To do:
Every line of the material should be output exactly as written.

Dataset entries:
»»
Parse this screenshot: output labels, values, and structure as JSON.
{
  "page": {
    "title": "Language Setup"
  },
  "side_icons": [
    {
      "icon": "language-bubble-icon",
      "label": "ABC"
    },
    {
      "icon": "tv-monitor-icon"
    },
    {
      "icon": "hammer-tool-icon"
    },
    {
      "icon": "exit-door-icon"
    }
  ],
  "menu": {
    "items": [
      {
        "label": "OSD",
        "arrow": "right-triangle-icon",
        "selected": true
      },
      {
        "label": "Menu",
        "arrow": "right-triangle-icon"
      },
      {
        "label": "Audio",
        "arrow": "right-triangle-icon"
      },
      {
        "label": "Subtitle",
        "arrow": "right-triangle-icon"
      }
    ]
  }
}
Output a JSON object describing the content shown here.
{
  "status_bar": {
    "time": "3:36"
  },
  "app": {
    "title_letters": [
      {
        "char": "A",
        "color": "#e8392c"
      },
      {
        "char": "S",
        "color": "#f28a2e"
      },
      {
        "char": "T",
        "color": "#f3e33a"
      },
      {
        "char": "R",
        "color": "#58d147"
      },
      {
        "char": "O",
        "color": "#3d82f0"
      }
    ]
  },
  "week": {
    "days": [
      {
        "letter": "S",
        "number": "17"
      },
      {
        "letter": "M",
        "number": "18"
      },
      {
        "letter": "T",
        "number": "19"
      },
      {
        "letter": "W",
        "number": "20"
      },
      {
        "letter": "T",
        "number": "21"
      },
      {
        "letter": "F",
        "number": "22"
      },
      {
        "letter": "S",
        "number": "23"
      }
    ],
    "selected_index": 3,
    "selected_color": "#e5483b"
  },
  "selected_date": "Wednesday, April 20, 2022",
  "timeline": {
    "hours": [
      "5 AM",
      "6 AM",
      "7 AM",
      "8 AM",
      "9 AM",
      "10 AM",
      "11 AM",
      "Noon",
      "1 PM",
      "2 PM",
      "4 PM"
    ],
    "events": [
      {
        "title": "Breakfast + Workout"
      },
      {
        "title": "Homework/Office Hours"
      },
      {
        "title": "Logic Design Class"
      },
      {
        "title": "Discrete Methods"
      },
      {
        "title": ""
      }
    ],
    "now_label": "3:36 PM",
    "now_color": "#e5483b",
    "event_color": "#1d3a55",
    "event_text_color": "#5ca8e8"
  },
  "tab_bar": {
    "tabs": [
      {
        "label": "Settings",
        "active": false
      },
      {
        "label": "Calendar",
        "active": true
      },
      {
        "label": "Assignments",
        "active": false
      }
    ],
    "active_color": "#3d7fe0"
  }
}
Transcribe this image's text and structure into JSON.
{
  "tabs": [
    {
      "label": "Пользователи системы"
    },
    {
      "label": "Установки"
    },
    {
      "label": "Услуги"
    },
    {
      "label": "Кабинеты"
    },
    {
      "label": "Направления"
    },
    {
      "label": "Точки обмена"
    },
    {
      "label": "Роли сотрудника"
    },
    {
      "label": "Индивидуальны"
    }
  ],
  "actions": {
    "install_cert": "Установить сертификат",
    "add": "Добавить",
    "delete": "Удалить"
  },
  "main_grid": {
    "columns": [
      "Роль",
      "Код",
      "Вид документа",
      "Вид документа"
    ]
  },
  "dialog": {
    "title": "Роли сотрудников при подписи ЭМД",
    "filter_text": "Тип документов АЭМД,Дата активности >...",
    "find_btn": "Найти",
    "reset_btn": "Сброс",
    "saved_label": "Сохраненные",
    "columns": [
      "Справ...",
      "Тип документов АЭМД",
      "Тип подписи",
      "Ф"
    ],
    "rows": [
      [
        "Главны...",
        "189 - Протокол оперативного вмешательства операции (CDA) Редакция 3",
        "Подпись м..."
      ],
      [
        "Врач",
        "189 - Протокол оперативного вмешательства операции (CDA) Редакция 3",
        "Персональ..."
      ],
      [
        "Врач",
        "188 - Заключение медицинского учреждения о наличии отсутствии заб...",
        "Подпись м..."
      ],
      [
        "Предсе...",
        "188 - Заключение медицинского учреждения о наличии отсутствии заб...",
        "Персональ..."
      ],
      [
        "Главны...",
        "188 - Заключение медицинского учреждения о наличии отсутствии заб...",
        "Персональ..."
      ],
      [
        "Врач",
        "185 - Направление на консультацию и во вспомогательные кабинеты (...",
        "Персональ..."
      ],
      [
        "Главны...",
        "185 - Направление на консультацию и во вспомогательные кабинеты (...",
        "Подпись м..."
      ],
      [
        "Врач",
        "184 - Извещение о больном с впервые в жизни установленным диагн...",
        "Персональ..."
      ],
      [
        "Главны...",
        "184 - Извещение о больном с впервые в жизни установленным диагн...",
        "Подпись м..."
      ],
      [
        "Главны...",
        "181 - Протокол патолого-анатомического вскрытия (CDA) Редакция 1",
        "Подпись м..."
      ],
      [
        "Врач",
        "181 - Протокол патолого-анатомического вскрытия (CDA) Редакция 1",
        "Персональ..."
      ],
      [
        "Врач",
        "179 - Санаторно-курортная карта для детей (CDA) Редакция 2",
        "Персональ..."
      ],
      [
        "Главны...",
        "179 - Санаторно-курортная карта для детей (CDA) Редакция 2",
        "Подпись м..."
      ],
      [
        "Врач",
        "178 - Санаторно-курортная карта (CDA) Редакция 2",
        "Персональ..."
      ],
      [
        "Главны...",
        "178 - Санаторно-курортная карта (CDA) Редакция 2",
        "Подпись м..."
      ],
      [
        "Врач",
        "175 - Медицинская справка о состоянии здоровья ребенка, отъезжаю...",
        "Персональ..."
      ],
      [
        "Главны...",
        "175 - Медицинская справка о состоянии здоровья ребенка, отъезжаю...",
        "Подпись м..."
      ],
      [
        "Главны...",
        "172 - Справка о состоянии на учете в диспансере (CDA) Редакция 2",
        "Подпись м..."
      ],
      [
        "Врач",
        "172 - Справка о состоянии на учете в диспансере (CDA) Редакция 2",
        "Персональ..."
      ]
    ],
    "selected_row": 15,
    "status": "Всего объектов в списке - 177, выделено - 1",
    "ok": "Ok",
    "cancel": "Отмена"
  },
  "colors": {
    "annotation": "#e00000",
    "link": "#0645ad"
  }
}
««
Response to the task:
Parse this screenshot: output labels, values, and structure as JSON.
{
  "page": {
    "title": "Language Setup"
  },
  "side_icons": [
    {
      "icon": "language-bubble-icon",
      "label": "ABC"
    },
    {
      "icon": "tv-monitor-icon"
    },
    {
      "icon": "hammer-tool-icon"
    },
    {
      "icon": "exit-door-icon"
    }
  ],
  "menu": {
    "items": [
      {
        "label": "OSD",
        "arrow": "right-triangle-icon",
        "selected": true
      },
      {
        "label": "Menu",
        "arrow": "right-triangle-icon"
      },
      {
        "label": "Audio",
        "arrow": "right-triangle-icon"
      },
      {
        "label": "Subtitle",
        "arrow": "right-triangle-icon"
      }
    ]
  }
}
Output a JSON object describing the content shown here.
{
  "status_bar": {
    "time": "3:36"
  },
  "app": {
    "title_letters": [
      {
        "char": "A",
        "color": "#e8392c"
      },
      {
        "char": "S",
        "color": "#f28a2e"
      },
      {
        "char": "T",
        "color": "#f3e33a"
      },
      {
        "char": "R",
        "color": "#58d147"
      },
      {
        "char": "O",
        "color": "#3d82f0"
      }
    ]
  },
  "week": {
    "days": [
      {
        "letter": "S",
        "number": "17"
      },
      {
        "letter": "M",
        "number": "18"
      },
      {
        "letter": "T",
        "number": "19"
      },
      {
        "letter": "W",
        "number": "20"
      },
      {
        "letter": "T",
        "number": "21"
      },
      {
        "letter": "F",
        "number": "22"
      },
      {
        "letter": "S",
        "number": "23"
      }
    ],
    "selected_index": 3,
    "selected_color": "#e5483b"
  },
  "selected_date": "Wednesday, April 20, 2022",
  "timeline": {
    "hours": [
      "5 AM",
      "6 AM",
      "7 AM",
      "8 AM",
      "9 AM",
      "10 AM",
      "11 AM",
      "Noon",
      "1 PM",
      "2 PM",
      "4 PM"
    ],
    "events": [
      {
        "title": "Breakfast + Workout"
      },
      {
        "title": "Homework/Office Hours"
      },
      {
        "title": "Logic Design Class"
      },
      {
        "title": "Discrete Methods"
      },
      {
        "title": ""
      }
    ],
    "now_label": "3:36 PM",
    "now_color": "#e5483b",
    "event_color": "#1d3a55",
    "event_text_color": "#5ca8e8"
  },
  "tab_bar": {
    "tabs": [
      {
        "label": "Settings",
        "active": false
      },
      {
        "label": "Calendar",
        "active": true
      },
      {
        "label": "Assignments",
        "active": false
      }
    ],
    "active_color": "#3d7fe0"
  }
}
Transcribe this image's text and structure into JSON.
{
  "tabs": [
    {
      "label": "Пользователи системы"
    },
    {
      "label": "Установки"
    },
    {
      "label": "Услуги"
    },
    {
      "label": "Кабинеты"
    },
    {
      "label": "Направления"
    },
    {
      "label": "Точки обмена"
    },
    {
      "label": "Роли сотрудника"
    },
    {
      "label": "Индивидуальны"
    }
  ],
  "actions": {
    "install_cert": "Установить сертификат",
    "add": "Добавить",
    "delete": "Удалить"
  },
  "main_grid": {
    "columns": [
      "Роль",
      "Код",
      "Вид документа",
      "Вид документа"
    ]
  },
  "dialog": {
    "title": "Роли сотрудников при подписи ЭМД",
    "filter_text": "Тип документов АЭМД,Дата активности >...",
    "find_btn": "Найти",
    "reset_btn": "Сброс",
    "saved_label": "Сохраненные",
    "columns": [
      "Справ...",
      "Тип документов АЭМД",
      "Тип подписи",
      "Ф"
    ],
    "rows": [
      [
        "Главны...",
        "189 - Протокол оперативного вмешательства операции (CDA) Редакция 3",
        "Подпись м..."
      ],
      [
        "Врач",
        "189 - Протокол оперативного вмешательства операции (CDA) Редакция 3",
        "Персональ..."
      ],
      [
        "Врач",
        "188 - Заключение медицинского учреждения о наличии отсутствии заб...",
        "Подпись м..."
      ],
      [
        "Предсе...",
        "188 - Заключение медицинского учреждения о наличии отсутствии заб...",
        "Персональ..."
      ],
      [
        "Главны...",
        "188 - Заключение медицинского учреждения о наличии отсутствии заб...",
        "Персональ..."
      ],
      [
        "Врач",
        "185 - Направление на консультацию и во вспомогательные кабинеты (...",
        "Персональ..."
      ],
      [
        "Главны...",
        "185 - Направление на консультацию и во вспомогательные кабинеты (...",
        "Подпись м..."
      ],
      [
        "Врач",
        "184 - Извещение о больном с впервые в жизни установленным диагн...",
        "Персональ..."
      ],
      [
        "Главны...",
        "184 - Извещение о больном с впервые в жизни установленным диагн...",
        "Подпись м..."
      ],
      [
        "Главны...",
        "181 - Протокол патолого-анатомического вскрытия (CDA) Редакция 1",
        "Подпись м..."
      ],
      [
        "Врач",
        "181 - Протокол патолого-анатомического вскрытия (CDA) Редакция 1",
        "Персональ..."
      ],
      [
        "Врач",
        "179 - Санаторно-курортная карта для детей (CDA) Редакция 2",
        "Персональ..."
      ],
      [
        "Главны...",
        "179 - Санаторно-курортная карта для детей (CDA) Редакция 2",
        "Подпись м..."
      ],
      [
        "Врач",
        "178 - Санаторно-курортная карта (CDA) Редакция 2",
        "Персональ..."
      ],
      [
        "Главны...",
        "178 - Санаторно-курортная карта (CDA) Редакция 2",
        "Подпись м..."
      ],
      [
        "Врач",
        "175 - Медицинская справка о состоянии здоровья ребенка, отъезжаю...",
        "Персональ..."
      ],
      [
        "Главны...",
        "175 - Медицинская справка о состоянии здоровья ребенка, отъезжаю...",
        "Подпись м..."
      ],
      [
        "Главны...",
        "172 - Справка о состоянии на учете в диспансере (CDA) Редакция 2",
        "Подпись м..."
      ],
      [
        "Врач",
        "172 - Справка о состоянии на учете в диспансере (CDA) Редакция 2",
        "Персональ..."
      ]
    ],
    "selected_row": 15,
    "status": "Всего объектов в списке - 177, выделено - 1",
    "ok": "Ok",
    "cancel": "Отмена"
  },
  "colors": {
    "annotation": "#e00000",
    "link": "#0645ad"
  }
}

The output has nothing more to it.